Rudyard Kipling’s poem, “If”, brandishes Kipling’s own bold definition of manhood. The poem is a powerful and strident call upon the human soul. Men and women have been stirred by it’s uncompromising standard.
Through history many Britons were inspired by Kipling’s clarion call to unswerving manhood. It is suggested that the poem, written in the early 1900’s, was inspired by Kipling’s friendship with such men as Sir Cecil Rhodes (after whom Rhodesia was named), Lord Milner and Dr Jameson. Derek Prince’s father, a military man himself, drew from the poem to inspire his young son to the stoic qualities Kipling defined.
So, let me remind you of this poem and encourage you to consider its implications for a true definition of manhood.

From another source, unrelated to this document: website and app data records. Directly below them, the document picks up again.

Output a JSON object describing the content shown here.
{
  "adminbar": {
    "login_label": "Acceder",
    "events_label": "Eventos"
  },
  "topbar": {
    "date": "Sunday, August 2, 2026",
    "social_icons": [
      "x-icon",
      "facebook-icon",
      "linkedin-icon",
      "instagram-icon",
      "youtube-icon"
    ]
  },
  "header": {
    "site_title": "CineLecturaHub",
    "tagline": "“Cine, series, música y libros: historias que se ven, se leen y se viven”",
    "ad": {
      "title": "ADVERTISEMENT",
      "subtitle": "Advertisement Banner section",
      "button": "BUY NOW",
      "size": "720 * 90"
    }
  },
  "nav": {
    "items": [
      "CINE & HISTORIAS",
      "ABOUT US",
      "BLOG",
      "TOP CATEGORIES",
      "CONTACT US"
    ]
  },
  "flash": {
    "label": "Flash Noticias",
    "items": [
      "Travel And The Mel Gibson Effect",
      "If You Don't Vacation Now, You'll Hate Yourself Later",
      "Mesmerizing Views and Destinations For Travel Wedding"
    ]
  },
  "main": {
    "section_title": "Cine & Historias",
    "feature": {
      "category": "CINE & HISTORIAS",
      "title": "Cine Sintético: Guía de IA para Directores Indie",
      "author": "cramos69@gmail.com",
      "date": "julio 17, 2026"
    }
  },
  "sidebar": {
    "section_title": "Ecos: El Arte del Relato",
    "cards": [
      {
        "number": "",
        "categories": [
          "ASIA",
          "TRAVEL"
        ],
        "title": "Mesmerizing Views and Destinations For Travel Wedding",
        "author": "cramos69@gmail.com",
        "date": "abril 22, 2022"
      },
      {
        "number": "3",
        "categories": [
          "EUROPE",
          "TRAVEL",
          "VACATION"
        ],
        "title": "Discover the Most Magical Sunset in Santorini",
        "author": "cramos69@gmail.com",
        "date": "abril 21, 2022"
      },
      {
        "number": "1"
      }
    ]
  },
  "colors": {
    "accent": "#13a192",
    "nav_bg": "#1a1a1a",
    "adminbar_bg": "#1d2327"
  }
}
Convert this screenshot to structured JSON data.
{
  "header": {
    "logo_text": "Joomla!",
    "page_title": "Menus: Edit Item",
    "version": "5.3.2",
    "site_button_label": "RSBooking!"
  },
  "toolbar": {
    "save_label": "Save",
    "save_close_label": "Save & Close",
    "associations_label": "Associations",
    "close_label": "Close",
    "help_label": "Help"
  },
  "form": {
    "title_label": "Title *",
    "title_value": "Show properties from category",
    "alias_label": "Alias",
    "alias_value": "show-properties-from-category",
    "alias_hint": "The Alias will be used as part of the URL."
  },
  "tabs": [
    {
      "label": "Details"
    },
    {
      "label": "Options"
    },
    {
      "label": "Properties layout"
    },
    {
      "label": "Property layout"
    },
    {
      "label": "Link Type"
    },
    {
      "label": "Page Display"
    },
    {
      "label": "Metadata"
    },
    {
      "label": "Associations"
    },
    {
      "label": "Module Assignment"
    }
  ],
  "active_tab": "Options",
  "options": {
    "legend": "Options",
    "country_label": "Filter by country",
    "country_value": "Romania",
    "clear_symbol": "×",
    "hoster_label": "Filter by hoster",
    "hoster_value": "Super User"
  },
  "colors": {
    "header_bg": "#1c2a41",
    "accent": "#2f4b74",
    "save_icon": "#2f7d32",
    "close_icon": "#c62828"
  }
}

You might like to compare Kipling’s vision of manhood with the testimony of Job, in Job 29:1-25.
“If” by: Rudyard Kipling
If you can keep your head when all about you
Are losing theirs and blaming it on you;
If you can trust yourself when all men doubt you,
But make allowance for their doubting too;
If you can wait and not be tired by waiting,
Or, being lied about, don’t deal in lies,
Or, being hated, don’t give way to hating,
And yet don’t look too good, nor talk too wise;
If you can dream — and not make dreams your master;
If you can think — and not make thoughts your aim;
If you can meet with triumph and disaster
And treat those two imposters just the same;
If you can bear to hear the truth you’ve spoken
Twisted by knaves to make a trap for fools,
Or watch the things you gave your life to broken,
And stoop and build ’em up with wornout tools;
If you can make one heap of all your winnings
And risk it on one turn of pitch-and-toss,
And lose, and start again at your beginnings
And never breath a word about your loss;
If you can force your heart and nerve and sinew
To serve your turn long after they are gone,
And so hold on when there is nothing in you
Except the Will which says to them: “Hold on”;
If you can talk with crowds and keep your virtue,
Or walk with kings — nor lose the common touch;
If neither foes nor loving friends can hurt you;
If all men count with you, but none too much;
If you can fill the unforgiving minute
With sixty seconds’ worth of distance run —
Yours is the Earth and everything that’s in it,
And — which is more — you’ll be a Man my son!
Note how Kipling celebrates self-discipline here.
Mastery of the human soul gains Kipling’s adulation, where self-control is his abiding principle prize.
Yet a greater mastery transcends this worthy call.
It is not to master, but to be mastered.
Not to harness all, but to yield even more.
Not to hold oneself, but to lose oneself.
Not to excel all others, but to excel in love for others as Christ loves you.
Yes, be master of your realm.
Hold the reins in calm and meek command.
But hold them not for yourself or human purpose, but for the prize of yieldedness alone.
Hold yourself, as a servant holds his tongue and steadies his hand.
Hold yourself as a surgeon presses past duress to save the mangled life at ebb before him.
Master who and what you are, not for your father, your station or your nation – but for the one who is Master of all.
Stand before Him, without fear or shame.
Stand before Him, whether He smile or rebuke.
Stand before Him, unwavering.
So eternity is yours, and, what’s more my son, you will be a Man!
So here is “If continued” …. by Chris Field
If you can stand before the eternal throne
Unflinching in the face of God’s command
And occupy that space as if your own
And there before his searching gaze still stand;
If you can stay your heart from fear or shame
And yield yourself before His awesome will
Unflinching in the fire of holy flame
Determined to be faithful still;
If you can master self not for your own
And stay yourself – thus on the altar stay
And hold yourself for yieldedness alone
If you can live under His sceptre’s sway;
If you can find yourself, yourself to lose
Excelling in your love, as is God’s plan;
If giving all to Him is what you choose,
Eternity is yours and you’re a Man!